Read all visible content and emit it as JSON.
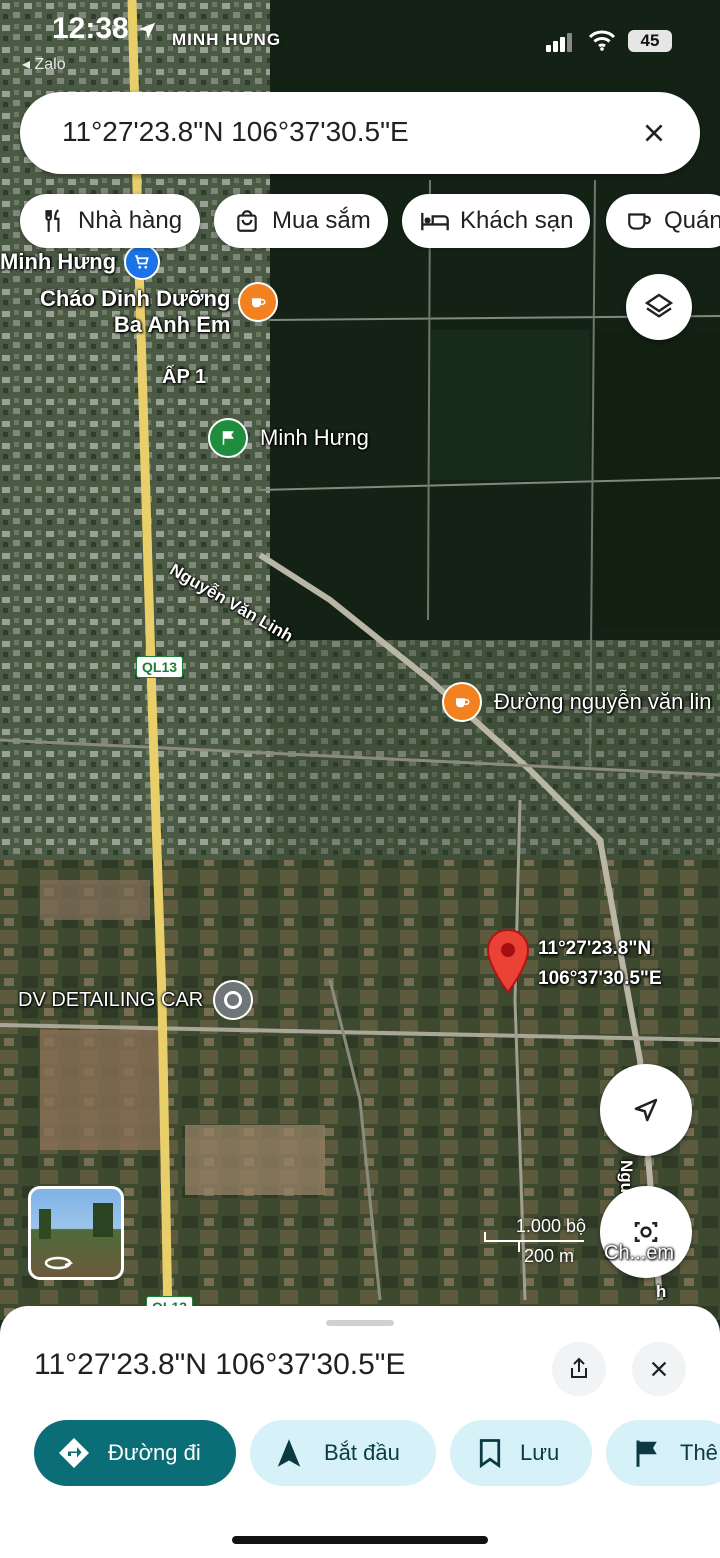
{
  "status_bar": {
    "time": "12:38",
    "back_app": "◂ Zalo",
    "carrier_label": "MINH HƯNG",
    "battery": "45"
  },
  "search": {
    "value": "11°27'23.8\"N 106°37'30.5\"E"
  },
  "chips": [
    {
      "label": "Nhà hàng",
      "icon": "fork-knife-icon"
    },
    {
      "label": "Mua sắm",
      "icon": "shopping-bag-icon"
    },
    {
      "label": "Khách sạn",
      "icon": "bed-icon"
    },
    {
      "label": "Quán",
      "icon": "coffee-cup-icon"
    }
  ],
  "map": {
    "labels": {
      "minh_hung_shop": "Minh Hưng",
      "chao_line1": "Cháo Dinh Dưỡng",
      "chao_line2": "Ba Anh Em",
      "ap1": "ẤP 1",
      "minh_hung_flag": "Minh Hưng",
      "road_nvl": "Nguyễn Văn Linh",
      "ql13_top": "QL13",
      "duong_nvl": "Đường nguyễn văn lin",
      "pin_line1": "11°27'23.8\"N",
      "pin_line2": "106°37'30.5\"E",
      "dv_detailing": "DV DETAILING CAR",
      "road_side": "Ngu",
      "road_side2": "h",
      "ql13_bottom": "QL13",
      "scale_ft": "1.000 bộ",
      "scale_m": "200 m",
      "lens_label": "Ch...em"
    },
    "colors": {
      "pin": "#ea4335",
      "poi_orange": "#f4811f",
      "poi_green": "#1e8e3e",
      "poi_blue": "#1a73e8",
      "poi_gray": "#70757a",
      "road_yellow": "#e8cf6a"
    }
  },
  "sheet": {
    "title": "11°27'23.8\"N 106°37'30.5\"E",
    "actions": [
      {
        "label": "Đường đi",
        "icon": "directions-icon"
      },
      {
        "label": "Bắt đầu",
        "icon": "navigation-arrow-icon"
      },
      {
        "label": "Lưu",
        "icon": "bookmark-icon"
      },
      {
        "label": "Thê",
        "icon": "flag-icon"
      }
    ]
  }
}
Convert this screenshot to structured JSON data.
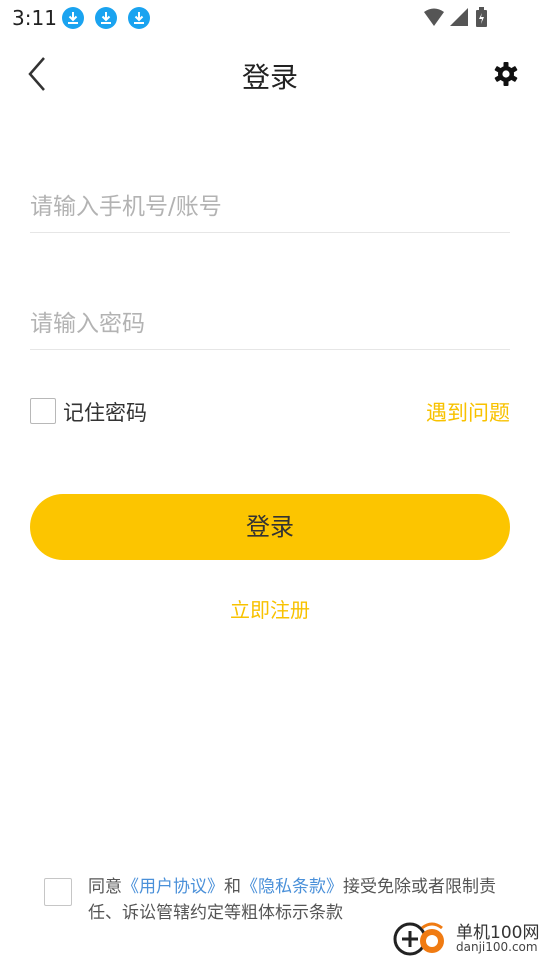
{
  "status_bar": {
    "time": "3:11",
    "download_icons": [
      "download-icon",
      "download-icon",
      "download-icon"
    ],
    "indicators": [
      "wifi-icon",
      "signal-icon",
      "battery-icon"
    ]
  },
  "header": {
    "title": "登录",
    "back_icon": "chevron-left-icon",
    "settings_icon": "gear-icon"
  },
  "form": {
    "account_placeholder": "请输入手机号/账号",
    "account_value": "",
    "password_placeholder": "请输入密码",
    "password_value": "",
    "remember_label": "记住密码",
    "remember_checked": false,
    "problem_link": "遇到问题",
    "login_button": "登录",
    "register_link": "立即注册"
  },
  "agreement": {
    "prefix": "同意",
    "user_agreement": "《用户协议》",
    "and": "和",
    "privacy_policy": "《隐私条款》",
    "suffix": "接受免除或者限制责任、诉讼管辖约定等粗体标示条款",
    "checked": false
  },
  "watermark": {
    "name": "单机100网",
    "domain": "danji100.com"
  },
  "colors": {
    "accent": "#fcc500",
    "link_yellow": "#f8c200",
    "link_blue": "#4a90d9",
    "download_blue": "#1aa3f0"
  }
}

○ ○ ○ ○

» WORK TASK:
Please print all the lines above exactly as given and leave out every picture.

» RESPONSE:
Read all visible content and emit it as JSON.
{
  "status_bar": {
    "time": "12:38",
    "back_app": "◂ Zalo",
    "carrier_label": "MINH HƯNG",
    "battery": "45"
  },
  "search": {
    "value": "11°27'23.8\"N 106°37'30.5\"E"
  },
  "chips": [
    {
      "label": "Nhà hàng",
      "icon": "fork-knife-icon"
    },
    {
      "label": "Mua sắm",
      "icon": "shopping-bag-icon"
    },
    {
      "label": "Khách sạn",
      "icon": "bed-icon"
    },
    {
      "label": "Quán",
      "icon": "coffee-cup-icon"
    }
  ],
  "map": {
    "labels": {
      "minh_hung_shop": "Minh Hưng",
      "chao_line1": "Cháo Dinh Dưỡng",
      "chao_line2": "Ba Anh Em",
      "ap1": "ẤP 1",
      "minh_hung_flag": "Minh Hưng",
      "road_nvl": "Nguyễn Văn Linh",
      "ql13_top": "QL13",
      "duong_nvl": "Đường nguyễn văn lin",
      "pin_line1": "11°27'23.8\"N",
      "pin_line2": "106°37'30.5\"E",
      "dv_detailing": "DV DETAILING CAR",
      "road_side": "Ngu",
      "road_side2": "h",
      "ql13_bottom": "QL13",
      "scale_ft": "1.000 bộ",
      "scale_m": "200 m",
      "lens_label": "Ch...em"
    },
    "colors": {
      "pin": "#ea4335",
      "poi_orange": "#f4811f",
      "poi_green": "#1e8e3e",
      "poi_blue": "#1a73e8",
      "poi_gray": "#70757a",
      "road_yellow": "#e8cf6a"
    }
  },
  "sheet": {
    "title": "11°27'23.8\"N 106°37'30.5\"E",
    "actions": [
      {
        "label": "Đường đi",
        "icon": "directions-icon"
      },
      {
        "label": "Bắt đầu",
        "icon": "navigation-arrow-icon"
      },
      {
        "label": "Lưu",
        "icon": "bookmark-icon"
      },
      {
        "label": "Thê",
        "icon": "flag-icon"
      }
    ]
  }
}
Convert this screenshot to structured JSON data.
{
  "status_bar": {
    "time": "3:11",
    "download_icons": [
      "download-icon",
      "download-icon",
      "download-icon"
    ],
    "indicators": [
      "wifi-icon",
      "signal-icon",
      "battery-icon"
    ]
  },
  "header": {
    "title": "登录",
    "back_icon": "chevron-left-icon",
    "settings_icon": "gear-icon"
  },
  "form": {
    "account_placeholder": "请输入手机号/账号",
    "account_value": "",
    "password_placeholder": "请输入密码",
    "password_value": "",
    "remember_label": "记住密码",
    "remember_checked": false,
    "problem_link": "遇到问题",
    "login_button": "登录",
    "register_link": "立即注册"
  },
  "agreement": {
    "prefix": "同意",
    "user_agreement": "《用户协议》",
    "and": "和",
    "privacy_policy": "《隐私条款》",
    "suffix": "接受免除或者限制责任、诉讼管辖约定等粗体标示条款",
    "checked": false
  },
  "watermark": {
    "name": "单机100网",
    "domain": "danji100.com"
  },
  "colors": {
    "accent": "#fcc500",
    "link_yellow": "#f8c200",
    "link_blue": "#4a90d9",
    "download_blue": "#1aa3f0"
  }
}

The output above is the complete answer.